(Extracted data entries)

[Start of section]

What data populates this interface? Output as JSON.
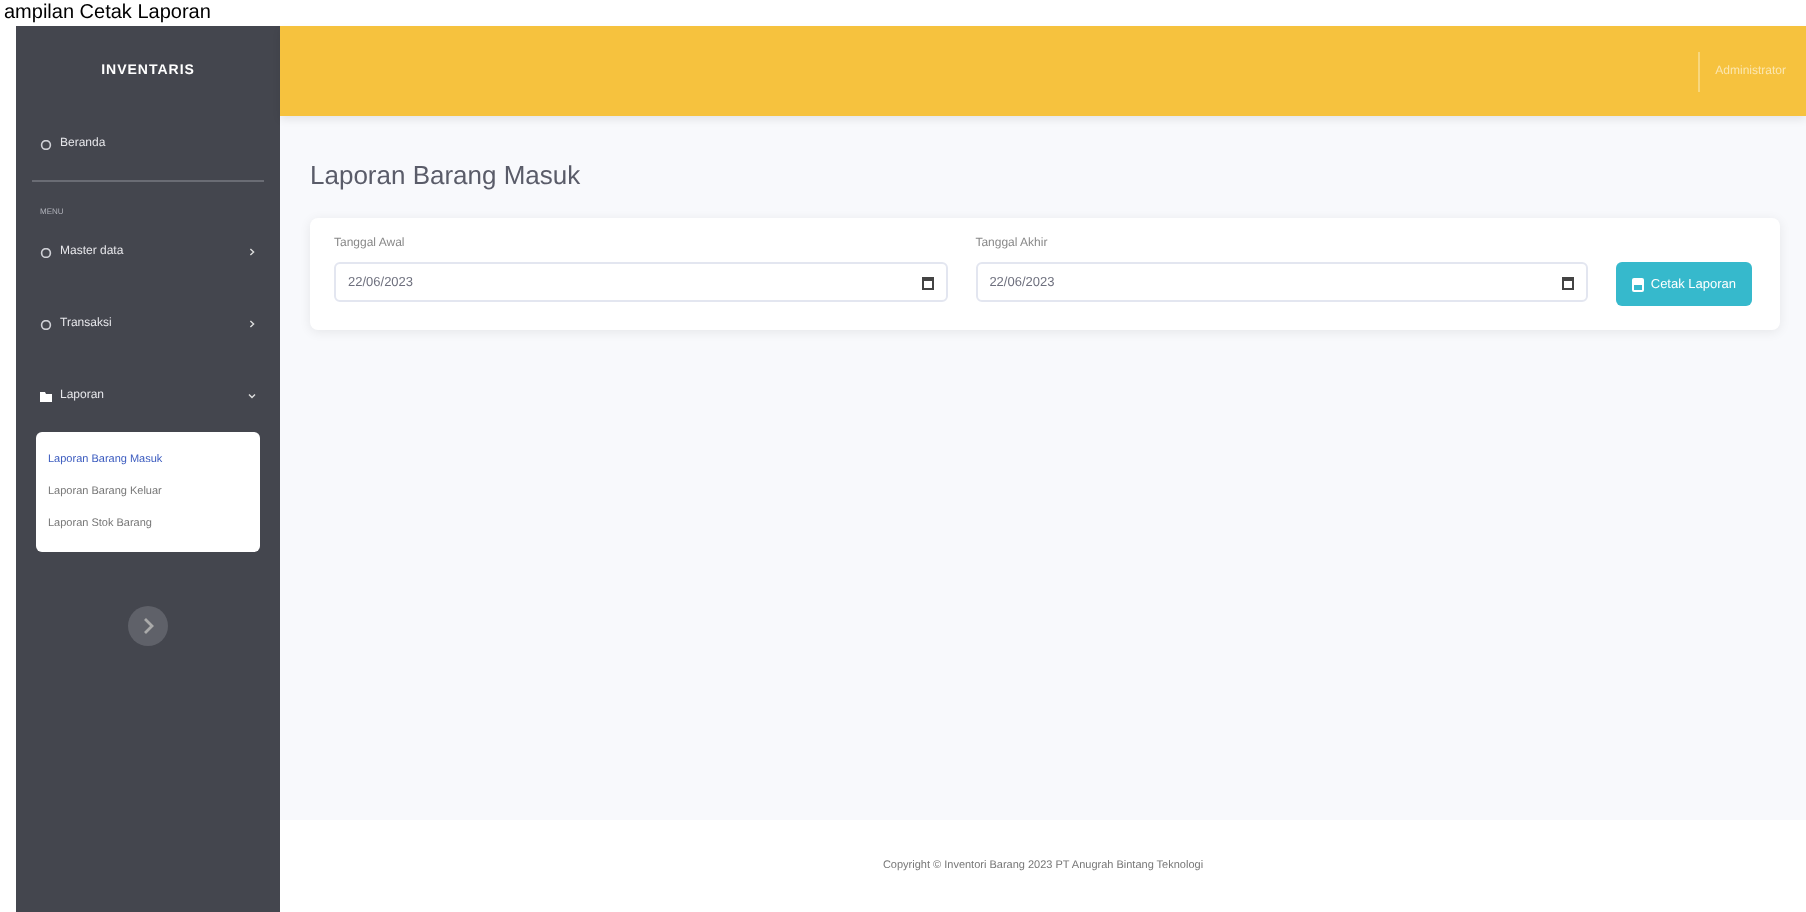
{
  "caption": "ampilan Cetak Laporan",
  "sidebar": {
    "brand": "INVENTARIS",
    "items": [
      {
        "kind": "link",
        "label": "Beranda"
      },
      {
        "kind": "heading",
        "label": "MENU"
      },
      {
        "kind": "group",
        "label": "Master data",
        "expanded": false
      },
      {
        "kind": "group",
        "label": "Transaksi",
        "expanded": false
      },
      {
        "kind": "group",
        "label": "Laporan",
        "expanded": true,
        "children": [
          {
            "label": "Laporan Barang Masuk",
            "selected": true
          },
          {
            "label": "Laporan Barang Keluar",
            "selected": false
          },
          {
            "label": "Laporan Stok Barang",
            "selected": false
          }
        ]
      }
    ]
  },
  "topbar": {
    "user": "Administrator"
  },
  "page": {
    "title": "Laporan Barang Masuk",
    "fields": [
      {
        "label": "Tanggal Awal",
        "value": "22/06/2023"
      },
      {
        "label": "Tanggal Akhir",
        "value": "22/06/2023"
      }
    ],
    "button": "Cetak Laporan"
  },
  "footer": "Copyright © Inventori Barang 2023 PT Anugrah Bintang Teknologi"
}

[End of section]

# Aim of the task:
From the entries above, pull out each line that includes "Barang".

# Exercise response:
            "label": "Laporan Barang Masuk",
            "label": "Laporan Barang Keluar",
            "label": "Laporan Stok Barang",
    "title": "Laporan Barang Masuk",
  "footer": "Copyright © Inventori Barang 2023 PT Anugrah Bintang Teknologi"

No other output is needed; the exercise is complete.